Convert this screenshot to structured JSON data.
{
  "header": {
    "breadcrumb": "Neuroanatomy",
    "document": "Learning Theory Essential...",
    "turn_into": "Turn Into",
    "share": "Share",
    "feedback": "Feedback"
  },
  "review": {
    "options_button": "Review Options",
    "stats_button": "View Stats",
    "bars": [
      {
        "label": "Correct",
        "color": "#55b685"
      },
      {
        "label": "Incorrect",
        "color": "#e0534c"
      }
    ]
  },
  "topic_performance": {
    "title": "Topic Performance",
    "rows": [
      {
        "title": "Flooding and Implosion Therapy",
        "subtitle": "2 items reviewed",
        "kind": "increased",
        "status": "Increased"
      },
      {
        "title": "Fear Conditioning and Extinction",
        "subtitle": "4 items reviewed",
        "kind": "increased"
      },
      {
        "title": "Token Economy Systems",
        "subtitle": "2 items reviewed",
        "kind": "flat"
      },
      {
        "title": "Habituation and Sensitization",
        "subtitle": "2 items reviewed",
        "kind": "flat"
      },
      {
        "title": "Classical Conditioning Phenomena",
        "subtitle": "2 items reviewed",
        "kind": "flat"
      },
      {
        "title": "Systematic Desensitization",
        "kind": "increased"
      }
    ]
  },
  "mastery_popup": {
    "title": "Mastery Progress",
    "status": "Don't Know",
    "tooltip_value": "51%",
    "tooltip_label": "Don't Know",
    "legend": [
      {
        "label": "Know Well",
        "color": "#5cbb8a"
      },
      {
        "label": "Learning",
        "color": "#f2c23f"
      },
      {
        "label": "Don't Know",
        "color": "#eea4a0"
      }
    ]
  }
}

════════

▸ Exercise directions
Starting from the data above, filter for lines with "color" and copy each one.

▸ Result for this task
        "color": "#55b685"
        "color": "#e0534c"
        "color": "#5cbb8a"
        "color": "#f2c23f"
        "color": "#eea4a0"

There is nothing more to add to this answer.